And another huge target in the Big 12 has been speculated about. Some have theorized that Texas perhaps might be the school that best fits the Big Ten's profile for an additional team.
I still think it's extremely far-fetched to think that Texas would join the Big Ten. Travel costs alone would be staggering, but Texas generates more money with its athletic department than any other college.
And while Longhorn fans might salivate about regular conference games against schools like Michigan, Ohio State, Penn State and Iowa it would be hard for me to see happen for one main reason.
The Longhorns' current deal with the Big 12 gives them a favorable cut of half of the television money from the conference's basketball and football television packages. Because schools like Texas and Oklahoma appear more often, they receive more money than schools like Iowa State and Kansas State.
In the Big Ten, a model of revenue sharing has been in place for many years. Smaller schools like Northwestern share as much of the television money for the Big Ten's packages as prime producers like Ohio State and Penn State.
It would be hard for me to ever see Texas giving up that advantage. In a sense, they have it too good where they are at now to give that up for more money in the Big Ten.

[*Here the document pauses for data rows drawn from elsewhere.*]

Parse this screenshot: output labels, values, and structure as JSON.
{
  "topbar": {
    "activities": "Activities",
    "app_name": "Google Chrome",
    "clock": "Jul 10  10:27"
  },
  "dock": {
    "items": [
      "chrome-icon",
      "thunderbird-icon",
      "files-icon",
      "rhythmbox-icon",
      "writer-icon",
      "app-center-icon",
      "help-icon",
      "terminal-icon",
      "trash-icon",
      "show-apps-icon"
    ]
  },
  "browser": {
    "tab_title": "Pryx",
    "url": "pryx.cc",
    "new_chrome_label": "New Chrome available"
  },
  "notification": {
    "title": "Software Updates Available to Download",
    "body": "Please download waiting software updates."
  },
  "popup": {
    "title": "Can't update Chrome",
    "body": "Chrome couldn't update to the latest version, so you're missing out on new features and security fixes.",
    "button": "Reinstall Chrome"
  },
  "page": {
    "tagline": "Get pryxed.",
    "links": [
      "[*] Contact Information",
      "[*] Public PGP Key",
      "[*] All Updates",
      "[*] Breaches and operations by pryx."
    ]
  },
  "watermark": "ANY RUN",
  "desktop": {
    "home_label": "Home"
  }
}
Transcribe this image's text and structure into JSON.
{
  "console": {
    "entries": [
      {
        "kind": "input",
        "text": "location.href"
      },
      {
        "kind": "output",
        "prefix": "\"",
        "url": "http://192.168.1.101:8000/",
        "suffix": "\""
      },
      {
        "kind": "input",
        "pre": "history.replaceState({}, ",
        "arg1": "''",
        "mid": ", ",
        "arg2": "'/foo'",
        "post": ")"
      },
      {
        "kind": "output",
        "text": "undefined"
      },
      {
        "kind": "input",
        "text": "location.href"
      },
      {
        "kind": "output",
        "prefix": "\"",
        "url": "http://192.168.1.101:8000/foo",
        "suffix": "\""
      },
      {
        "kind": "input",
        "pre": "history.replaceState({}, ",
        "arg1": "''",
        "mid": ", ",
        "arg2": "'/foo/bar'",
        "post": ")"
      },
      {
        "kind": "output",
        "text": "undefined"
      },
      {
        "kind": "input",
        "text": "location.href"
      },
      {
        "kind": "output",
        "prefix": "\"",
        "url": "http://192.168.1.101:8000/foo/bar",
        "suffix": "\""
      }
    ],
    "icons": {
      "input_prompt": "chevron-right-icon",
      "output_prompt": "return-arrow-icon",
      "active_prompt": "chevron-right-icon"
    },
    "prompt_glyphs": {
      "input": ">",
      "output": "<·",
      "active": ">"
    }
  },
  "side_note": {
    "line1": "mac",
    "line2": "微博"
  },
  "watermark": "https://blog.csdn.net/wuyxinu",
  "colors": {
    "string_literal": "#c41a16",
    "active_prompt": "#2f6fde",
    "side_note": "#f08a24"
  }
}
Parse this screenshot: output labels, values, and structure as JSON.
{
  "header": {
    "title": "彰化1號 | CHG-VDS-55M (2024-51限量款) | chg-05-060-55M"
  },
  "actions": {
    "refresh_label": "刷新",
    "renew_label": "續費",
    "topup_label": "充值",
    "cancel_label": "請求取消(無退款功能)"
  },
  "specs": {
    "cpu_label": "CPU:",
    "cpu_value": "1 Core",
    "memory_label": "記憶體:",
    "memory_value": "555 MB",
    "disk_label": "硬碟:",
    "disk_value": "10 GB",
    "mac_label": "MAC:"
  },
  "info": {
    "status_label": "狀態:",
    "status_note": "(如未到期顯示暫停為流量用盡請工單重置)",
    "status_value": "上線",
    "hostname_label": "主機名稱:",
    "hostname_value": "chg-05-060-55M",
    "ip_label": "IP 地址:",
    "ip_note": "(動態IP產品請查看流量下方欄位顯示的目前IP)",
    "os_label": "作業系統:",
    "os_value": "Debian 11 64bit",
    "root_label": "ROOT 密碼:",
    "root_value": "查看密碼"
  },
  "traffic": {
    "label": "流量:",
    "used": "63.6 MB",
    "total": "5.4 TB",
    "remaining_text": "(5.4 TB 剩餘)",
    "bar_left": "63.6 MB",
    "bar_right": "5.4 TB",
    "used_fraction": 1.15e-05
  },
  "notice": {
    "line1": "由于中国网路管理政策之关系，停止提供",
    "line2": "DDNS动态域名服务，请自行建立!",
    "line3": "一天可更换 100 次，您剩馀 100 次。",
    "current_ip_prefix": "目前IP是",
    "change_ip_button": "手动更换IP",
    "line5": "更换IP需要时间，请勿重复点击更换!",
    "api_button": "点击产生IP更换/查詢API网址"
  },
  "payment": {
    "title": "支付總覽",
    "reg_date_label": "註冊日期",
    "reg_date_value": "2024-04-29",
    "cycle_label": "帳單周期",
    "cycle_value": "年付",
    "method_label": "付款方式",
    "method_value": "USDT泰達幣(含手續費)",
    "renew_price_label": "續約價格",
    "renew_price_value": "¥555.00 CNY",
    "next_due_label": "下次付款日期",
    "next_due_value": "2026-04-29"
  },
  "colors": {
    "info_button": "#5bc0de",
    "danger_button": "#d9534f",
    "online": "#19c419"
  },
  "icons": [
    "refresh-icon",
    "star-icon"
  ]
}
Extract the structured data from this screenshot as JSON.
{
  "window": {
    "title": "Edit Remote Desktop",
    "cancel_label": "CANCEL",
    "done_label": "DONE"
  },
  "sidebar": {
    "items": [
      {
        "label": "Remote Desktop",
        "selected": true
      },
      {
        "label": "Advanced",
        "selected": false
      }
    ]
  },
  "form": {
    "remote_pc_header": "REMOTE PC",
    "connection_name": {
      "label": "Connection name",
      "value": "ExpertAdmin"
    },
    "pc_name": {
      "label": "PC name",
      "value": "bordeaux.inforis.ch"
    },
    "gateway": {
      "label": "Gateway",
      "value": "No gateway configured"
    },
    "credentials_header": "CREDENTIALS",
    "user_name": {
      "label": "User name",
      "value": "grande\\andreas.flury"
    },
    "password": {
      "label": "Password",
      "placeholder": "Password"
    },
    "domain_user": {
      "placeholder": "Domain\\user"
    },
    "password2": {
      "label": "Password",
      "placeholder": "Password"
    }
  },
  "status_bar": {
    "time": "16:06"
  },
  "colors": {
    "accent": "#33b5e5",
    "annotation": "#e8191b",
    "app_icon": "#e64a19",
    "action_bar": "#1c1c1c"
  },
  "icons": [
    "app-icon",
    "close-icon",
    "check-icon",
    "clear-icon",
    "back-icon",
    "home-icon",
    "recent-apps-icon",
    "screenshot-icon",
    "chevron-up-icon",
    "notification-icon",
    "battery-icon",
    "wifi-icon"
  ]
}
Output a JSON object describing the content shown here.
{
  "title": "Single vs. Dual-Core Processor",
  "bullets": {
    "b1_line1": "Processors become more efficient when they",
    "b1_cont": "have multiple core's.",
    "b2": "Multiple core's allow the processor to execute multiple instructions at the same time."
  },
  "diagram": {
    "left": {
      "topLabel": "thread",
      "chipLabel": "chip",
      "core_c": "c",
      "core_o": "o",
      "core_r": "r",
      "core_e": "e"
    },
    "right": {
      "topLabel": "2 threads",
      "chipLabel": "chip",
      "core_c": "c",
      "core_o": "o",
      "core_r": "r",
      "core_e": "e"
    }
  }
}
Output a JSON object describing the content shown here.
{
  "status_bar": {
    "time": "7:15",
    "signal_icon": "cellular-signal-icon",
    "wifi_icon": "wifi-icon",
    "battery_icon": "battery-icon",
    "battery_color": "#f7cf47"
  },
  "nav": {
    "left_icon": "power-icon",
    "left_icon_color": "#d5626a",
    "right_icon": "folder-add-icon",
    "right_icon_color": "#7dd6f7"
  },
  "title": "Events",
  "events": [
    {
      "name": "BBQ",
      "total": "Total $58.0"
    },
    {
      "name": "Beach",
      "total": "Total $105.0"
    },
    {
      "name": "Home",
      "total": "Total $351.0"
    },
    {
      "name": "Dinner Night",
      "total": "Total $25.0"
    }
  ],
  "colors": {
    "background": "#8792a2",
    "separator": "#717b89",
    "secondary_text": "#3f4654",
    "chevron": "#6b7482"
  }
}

We also remember how the Texas Legislature played a big part in the formative stages of the Big 12. It would be hard for Texas to be able to escape the conference from which it helped create less than two decades ago, considering all of the politicians who are graduates of other schools who can throw roadblocks along the way.
Expansion of a massive national athletic power like Texas, North Carolina or Florida might sound far-fetched for geographic reasons. But be assured that Delany is thinking about some out-of-the-box scenarios that would result in his conference taking a national foothold in college sports and helping immediately improve the distribution of the fledgling Big Ten Network. I'm sure his expansion plans go well past Rutgers, Missouri or Notre Dame.
Huge growing markets in Texas and Florida would be the best places to try to get the Big Ten's fledgling network established.
It's fun to think about such scenarios. I know I've been bombarded by comments and e-mails in the last several days.
I don't think we'll see the Big 12 raided by the Big Ten in their expansion plans.
But I do expect that Big 12 commissioner Dan Beebe is working on getting a contingency plan ready.